(Beginning of INFORMATION PROVIDED)

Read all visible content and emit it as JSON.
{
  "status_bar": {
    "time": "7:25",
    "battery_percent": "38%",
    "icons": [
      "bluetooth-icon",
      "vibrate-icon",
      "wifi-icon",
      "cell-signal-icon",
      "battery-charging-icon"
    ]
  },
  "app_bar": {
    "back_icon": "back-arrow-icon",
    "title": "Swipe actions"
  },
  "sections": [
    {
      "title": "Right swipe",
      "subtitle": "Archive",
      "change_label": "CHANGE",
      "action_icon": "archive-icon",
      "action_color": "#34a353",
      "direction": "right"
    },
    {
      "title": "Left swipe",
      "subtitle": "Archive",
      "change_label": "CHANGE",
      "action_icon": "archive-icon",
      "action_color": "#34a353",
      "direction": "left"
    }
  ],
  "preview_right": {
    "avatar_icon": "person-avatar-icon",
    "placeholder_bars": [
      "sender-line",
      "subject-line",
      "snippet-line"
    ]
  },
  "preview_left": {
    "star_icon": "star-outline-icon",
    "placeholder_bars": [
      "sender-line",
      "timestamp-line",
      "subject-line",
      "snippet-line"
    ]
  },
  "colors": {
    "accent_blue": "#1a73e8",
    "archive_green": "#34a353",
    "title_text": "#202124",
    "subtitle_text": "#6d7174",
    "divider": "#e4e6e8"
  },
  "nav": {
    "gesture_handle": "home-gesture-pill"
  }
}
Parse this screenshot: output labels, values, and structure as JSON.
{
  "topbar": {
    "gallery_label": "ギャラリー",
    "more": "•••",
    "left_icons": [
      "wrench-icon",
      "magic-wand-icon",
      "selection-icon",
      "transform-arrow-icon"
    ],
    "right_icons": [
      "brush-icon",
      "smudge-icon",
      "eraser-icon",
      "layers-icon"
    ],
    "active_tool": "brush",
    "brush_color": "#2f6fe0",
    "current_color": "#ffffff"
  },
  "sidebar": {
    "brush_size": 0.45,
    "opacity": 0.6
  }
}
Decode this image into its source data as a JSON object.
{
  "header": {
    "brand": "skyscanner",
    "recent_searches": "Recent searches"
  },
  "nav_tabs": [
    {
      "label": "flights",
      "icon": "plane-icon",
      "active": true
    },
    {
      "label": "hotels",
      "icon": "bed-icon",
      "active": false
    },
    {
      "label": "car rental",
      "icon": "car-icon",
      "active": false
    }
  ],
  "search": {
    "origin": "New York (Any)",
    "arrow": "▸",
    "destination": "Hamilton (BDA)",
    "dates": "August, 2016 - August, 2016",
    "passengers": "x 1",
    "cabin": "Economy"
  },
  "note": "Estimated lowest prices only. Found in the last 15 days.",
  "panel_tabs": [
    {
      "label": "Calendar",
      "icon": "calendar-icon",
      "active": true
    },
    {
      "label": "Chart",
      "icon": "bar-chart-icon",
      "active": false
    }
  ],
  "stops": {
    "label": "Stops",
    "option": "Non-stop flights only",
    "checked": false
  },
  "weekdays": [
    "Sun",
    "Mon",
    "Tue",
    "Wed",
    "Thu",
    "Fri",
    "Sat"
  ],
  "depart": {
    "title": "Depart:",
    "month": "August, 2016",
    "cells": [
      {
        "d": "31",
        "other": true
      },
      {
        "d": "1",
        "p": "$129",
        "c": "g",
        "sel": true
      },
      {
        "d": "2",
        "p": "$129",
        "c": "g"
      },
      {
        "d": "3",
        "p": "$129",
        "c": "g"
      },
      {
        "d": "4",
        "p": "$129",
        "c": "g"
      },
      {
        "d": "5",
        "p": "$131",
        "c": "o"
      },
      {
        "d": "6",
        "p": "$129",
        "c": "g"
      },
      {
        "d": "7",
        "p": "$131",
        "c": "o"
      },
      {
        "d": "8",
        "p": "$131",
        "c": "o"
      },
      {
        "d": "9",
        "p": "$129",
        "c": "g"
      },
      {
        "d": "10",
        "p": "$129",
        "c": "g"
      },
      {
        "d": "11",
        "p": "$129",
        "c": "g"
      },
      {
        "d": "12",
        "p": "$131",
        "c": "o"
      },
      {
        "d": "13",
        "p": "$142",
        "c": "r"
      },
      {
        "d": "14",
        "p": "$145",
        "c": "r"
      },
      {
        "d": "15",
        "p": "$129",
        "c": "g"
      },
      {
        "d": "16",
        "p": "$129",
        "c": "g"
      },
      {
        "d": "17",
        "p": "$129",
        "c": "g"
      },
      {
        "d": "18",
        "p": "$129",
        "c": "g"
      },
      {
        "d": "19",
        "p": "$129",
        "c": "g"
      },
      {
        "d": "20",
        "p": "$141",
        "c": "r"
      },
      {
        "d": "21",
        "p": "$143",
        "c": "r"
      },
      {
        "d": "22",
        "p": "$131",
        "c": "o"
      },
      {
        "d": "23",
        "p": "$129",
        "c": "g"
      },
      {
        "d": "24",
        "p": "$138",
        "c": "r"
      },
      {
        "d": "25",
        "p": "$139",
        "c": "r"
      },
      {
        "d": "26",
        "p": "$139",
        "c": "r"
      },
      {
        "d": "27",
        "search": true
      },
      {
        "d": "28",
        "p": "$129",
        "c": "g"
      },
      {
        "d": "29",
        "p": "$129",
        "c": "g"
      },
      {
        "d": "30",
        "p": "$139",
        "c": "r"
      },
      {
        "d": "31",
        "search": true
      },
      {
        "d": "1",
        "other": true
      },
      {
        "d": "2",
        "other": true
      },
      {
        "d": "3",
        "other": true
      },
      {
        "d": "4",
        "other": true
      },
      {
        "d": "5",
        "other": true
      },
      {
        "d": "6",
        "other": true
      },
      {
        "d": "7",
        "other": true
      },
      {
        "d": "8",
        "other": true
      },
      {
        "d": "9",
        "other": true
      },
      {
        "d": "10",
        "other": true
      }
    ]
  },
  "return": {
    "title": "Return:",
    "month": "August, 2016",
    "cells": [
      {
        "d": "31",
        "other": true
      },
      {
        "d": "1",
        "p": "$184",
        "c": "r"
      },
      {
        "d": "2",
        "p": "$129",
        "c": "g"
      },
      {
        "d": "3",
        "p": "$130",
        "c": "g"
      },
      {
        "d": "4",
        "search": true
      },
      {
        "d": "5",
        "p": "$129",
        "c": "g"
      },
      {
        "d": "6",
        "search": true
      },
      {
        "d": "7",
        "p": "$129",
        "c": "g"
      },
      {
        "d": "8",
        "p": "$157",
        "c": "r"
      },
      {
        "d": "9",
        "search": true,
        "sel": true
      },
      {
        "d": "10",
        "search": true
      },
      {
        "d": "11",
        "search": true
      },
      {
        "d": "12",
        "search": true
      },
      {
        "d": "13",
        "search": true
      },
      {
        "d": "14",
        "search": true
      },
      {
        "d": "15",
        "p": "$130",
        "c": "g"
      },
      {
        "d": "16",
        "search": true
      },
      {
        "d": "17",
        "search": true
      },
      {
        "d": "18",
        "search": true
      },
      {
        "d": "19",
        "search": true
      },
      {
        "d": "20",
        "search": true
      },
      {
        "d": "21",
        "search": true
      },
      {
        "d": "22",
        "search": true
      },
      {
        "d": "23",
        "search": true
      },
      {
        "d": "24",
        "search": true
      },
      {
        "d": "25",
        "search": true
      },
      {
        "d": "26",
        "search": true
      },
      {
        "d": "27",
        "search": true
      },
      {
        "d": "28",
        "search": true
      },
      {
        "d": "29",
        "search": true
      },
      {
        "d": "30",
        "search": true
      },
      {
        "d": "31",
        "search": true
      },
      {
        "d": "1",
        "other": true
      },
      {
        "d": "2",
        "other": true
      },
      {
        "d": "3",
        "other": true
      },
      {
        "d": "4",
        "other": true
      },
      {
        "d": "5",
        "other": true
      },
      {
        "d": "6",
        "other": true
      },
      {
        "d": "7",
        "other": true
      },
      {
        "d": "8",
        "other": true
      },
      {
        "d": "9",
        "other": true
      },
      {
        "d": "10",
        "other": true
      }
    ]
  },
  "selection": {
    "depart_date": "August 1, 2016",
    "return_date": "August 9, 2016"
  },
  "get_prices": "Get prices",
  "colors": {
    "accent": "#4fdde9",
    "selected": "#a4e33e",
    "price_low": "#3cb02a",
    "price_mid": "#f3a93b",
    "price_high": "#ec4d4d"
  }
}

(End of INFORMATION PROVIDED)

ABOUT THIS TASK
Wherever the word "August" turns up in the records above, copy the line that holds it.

RESULT BELOW
    "dates": "August, 2016 - August, 2016",
    "month": "August, 2016",
    "month": "August, 2016",
    "depart_date": "August 1, 2016",
    "return_date": "August 9, 2016"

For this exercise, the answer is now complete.